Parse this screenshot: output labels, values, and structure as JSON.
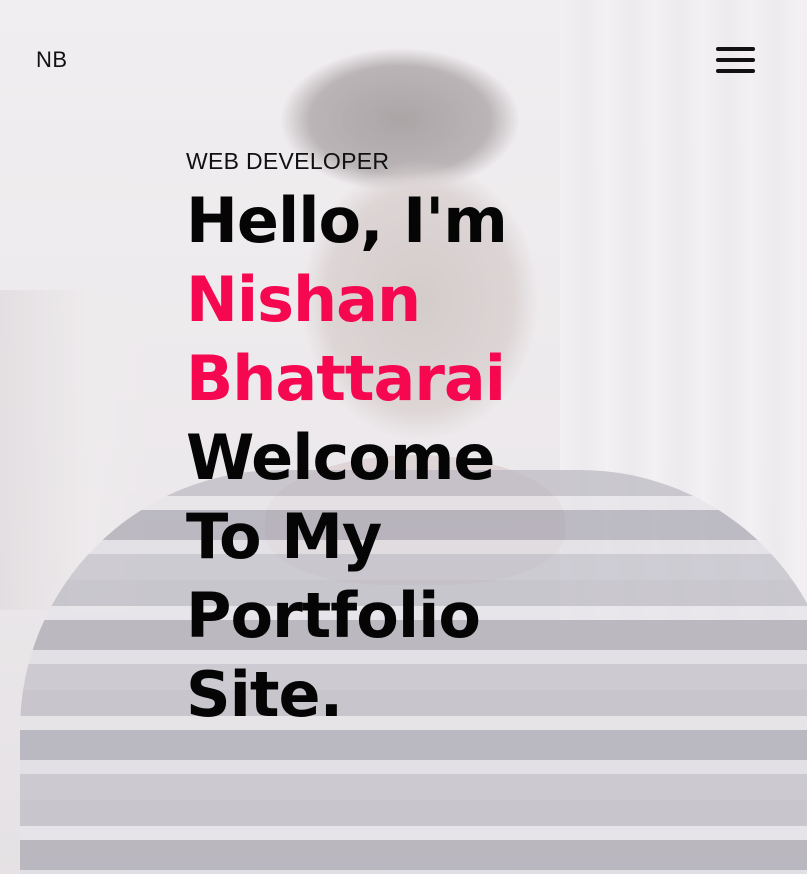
{
  "header": {
    "logo": "NB"
  },
  "hero": {
    "role": "WEB DEVELOPER",
    "lines": [
      {
        "text": "Hello, I'm",
        "highlight": false
      },
      {
        "text": "Nishan",
        "highlight": true
      },
      {
        "text": "Bhattarai",
        "highlight": true
      },
      {
        "text": "Welcome",
        "highlight": false
      },
      {
        "text": "To My",
        "highlight": false
      },
      {
        "text": "Portfolio",
        "highlight": false
      },
      {
        "text": "Site.",
        "highlight": false
      }
    ]
  },
  "colors": {
    "accent": "#f5084f",
    "text": "#050505"
  },
  "icons": {
    "menu": "hamburger-menu-icon"
  }
}
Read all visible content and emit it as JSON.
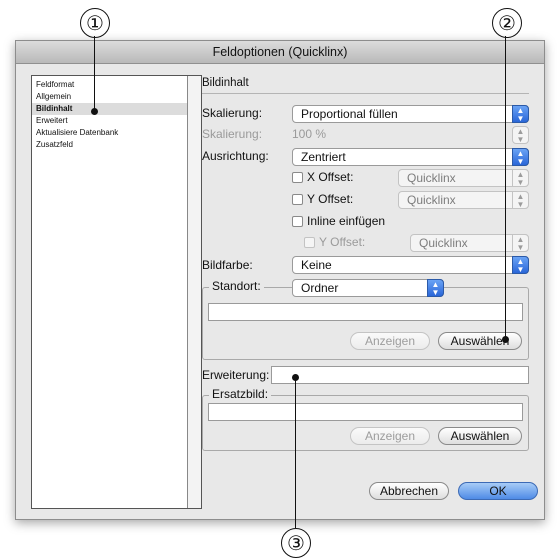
{
  "callouts": {
    "c1": "①",
    "c2": "②",
    "c3": "③"
  },
  "dialog": {
    "title": "Feldoptionen (Quicklinx)"
  },
  "sidebar": {
    "items": [
      {
        "label": "Feldformat"
      },
      {
        "label": "Allgemein"
      },
      {
        "label": "Bildinhalt",
        "selected": true
      },
      {
        "label": "Erweitert"
      },
      {
        "label": "Aktualisiere Datenbank"
      },
      {
        "label": "Zusatzfeld"
      }
    ]
  },
  "main": {
    "section_title": "Bildinhalt",
    "scaling_label": "Skalierung:",
    "scaling_value": "Proportional füllen",
    "scaling2_label": "Skalierung:",
    "scaling2_value": "100 %",
    "alignment_label": "Ausrichtung:",
    "alignment_value": "Zentriert",
    "x_offset_label": "X Offset:",
    "x_offset_value": "Quicklinx",
    "y_offset_label": "Y Offset:",
    "y_offset_value": "Quicklinx",
    "inline_label": "Inline einfügen",
    "y_offset2_label": "Y Offset:",
    "y_offset2_value": "Quicklinx",
    "color_label": "Bildfarbe:",
    "color_value": "Keine",
    "location_group": "Standort:",
    "location_value": "Ordner",
    "location_path": "",
    "show_label": "Anzeigen",
    "choose_label": "Auswählen",
    "extension_label": "Erweiterung:",
    "extension_value": "",
    "replacement_group": "Ersatzbild:",
    "replacement_path": "",
    "show2_label": "Anzeigen",
    "choose2_label": "Auswählen"
  },
  "footer": {
    "cancel_label": "Abbrechen",
    "ok_label": "OK"
  },
  "colors": {
    "accent": "#3d7be0",
    "dialog_bg": "#e8e8e8"
  },
  "icons": {
    "popup_arrows": "up-down-chevron-icon"
  }
}
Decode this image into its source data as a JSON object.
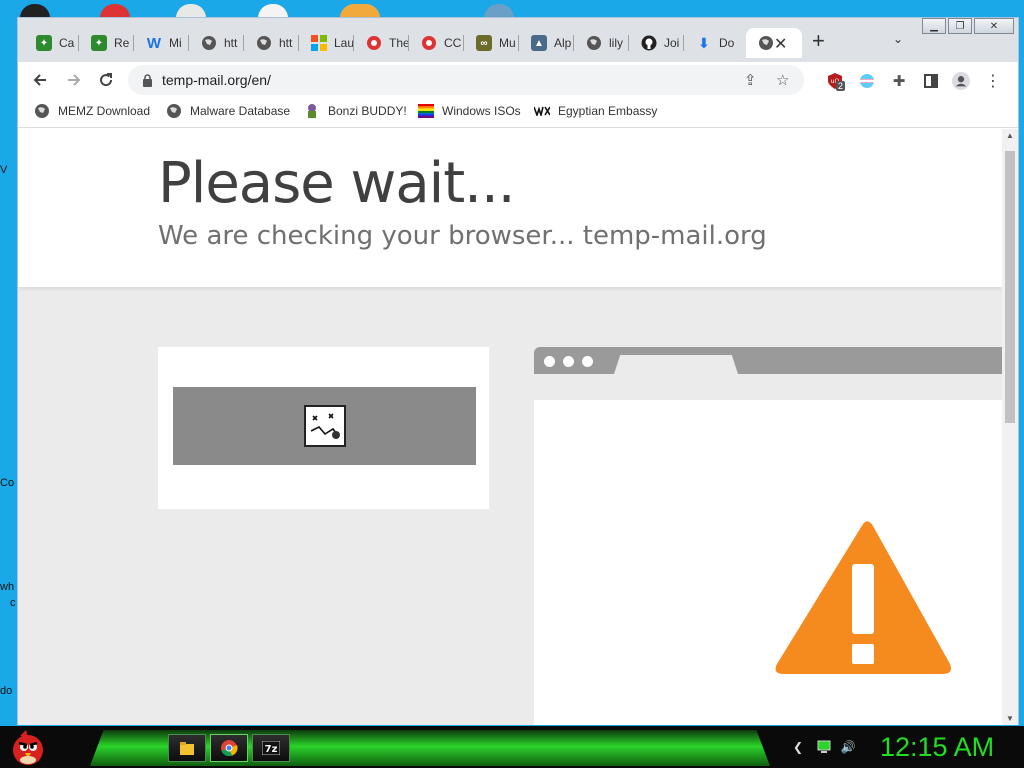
{
  "desktop": {
    "labels": [
      "V",
      "Co",
      "wh",
      "c",
      "do"
    ]
  },
  "browser": {
    "tabs": [
      {
        "label": "Ca",
        "icon": "bonzi-green-icon"
      },
      {
        "label": "Re",
        "icon": "bonzi-green-icon"
      },
      {
        "label": "Mi",
        "icon": "wikipedia-w-icon"
      },
      {
        "label": "htt",
        "icon": "globe-icon"
      },
      {
        "label": "htt",
        "icon": "globe-icon"
      },
      {
        "label": "Lau",
        "icon": "windows-logo-icon"
      },
      {
        "label": "The",
        "icon": "red-swirl-icon"
      },
      {
        "label": "CC",
        "icon": "red-swirl-icon"
      },
      {
        "label": "Mu",
        "icon": "sunglasses-icon"
      },
      {
        "label": "Alp",
        "icon": "landscape-icon"
      },
      {
        "label": "lily",
        "icon": "globe-icon"
      },
      {
        "label": "Joi",
        "icon": "github-icon"
      },
      {
        "label": "Do",
        "icon": "download-icon"
      }
    ],
    "active_tab_icon": "globe-icon",
    "url": "temp-mail.org/en/",
    "extension_badge": "2",
    "bookmarks": [
      {
        "label": "MEMZ Download",
        "icon": "globe-icon"
      },
      {
        "label": "Malware Database",
        "icon": "globe-icon"
      },
      {
        "label": "Bonzi BUDDY!",
        "icon": "bonzi-icon"
      },
      {
        "label": "Windows ISOs",
        "icon": "rainbow-flag-icon"
      },
      {
        "label": "Egyptian Embassy",
        "icon": "wix-icon"
      }
    ]
  },
  "page": {
    "title": "Please wait...",
    "subtitle": "We are checking your browser... temp-mail.org"
  },
  "taskbar": {
    "clock": "12:15 AM",
    "apps": [
      "file-explorer-icon",
      "chrome-icon",
      "7zip-icon"
    ]
  },
  "colors": {
    "warning": "#f58a1f",
    "clock": "#22dd22"
  }
}
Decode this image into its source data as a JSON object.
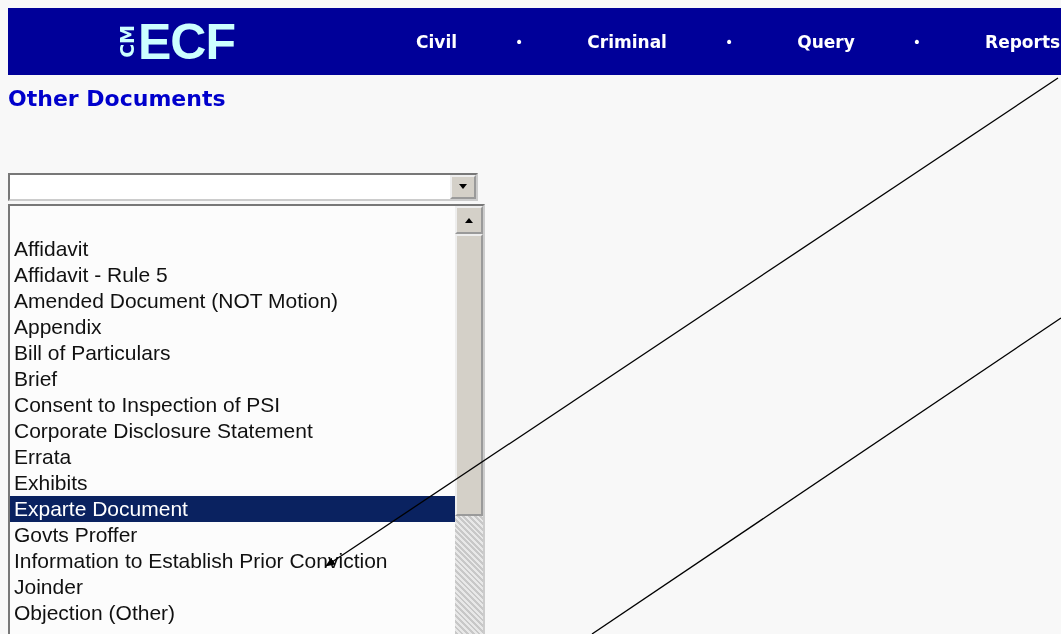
{
  "header": {
    "logo_small": "CM",
    "logo": "ECF",
    "nav": [
      {
        "label": "Civil",
        "separator": "•"
      },
      {
        "label": "Criminal",
        "separator": "•"
      },
      {
        "label": "Query",
        "separator": "•"
      },
      {
        "label": "Reports"
      }
    ]
  },
  "page_title": "Other Documents",
  "listbox": {
    "items": [
      {
        "label": "Affidavit",
        "selected": false
      },
      {
        "label": "Affidavit - Rule 5",
        "selected": false
      },
      {
        "label": "Amended Document (NOT Motion)",
        "selected": false
      },
      {
        "label": "Appendix",
        "selected": false
      },
      {
        "label": "Bill of Particulars",
        "selected": false
      },
      {
        "label": "Brief",
        "selected": false
      },
      {
        "label": "Consent to Inspection of PSI",
        "selected": false
      },
      {
        "label": "Corporate Disclosure Statement",
        "selected": false
      },
      {
        "label": "Errata",
        "selected": false
      },
      {
        "label": "Exhibits",
        "selected": false
      },
      {
        "label": "Exparte Document",
        "selected": true
      },
      {
        "label": "Govts Proffer",
        "selected": false
      },
      {
        "label": "Information to Establish Prior Conviction",
        "selected": false
      },
      {
        "label": "Joinder",
        "selected": false
      },
      {
        "label": "Objection (Other)",
        "selected": false
      }
    ]
  }
}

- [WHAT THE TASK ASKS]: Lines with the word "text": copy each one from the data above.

- [ANSWER TO THIS TASK]:
        "text": "Hello, I'm",
        "text": "Nishan",
        "text": "Bhattarai",
        "text": "Welcome",
        "text": "To My",
        "text": "Portfolio",
        "text": "Site.",
    "text": "#050505"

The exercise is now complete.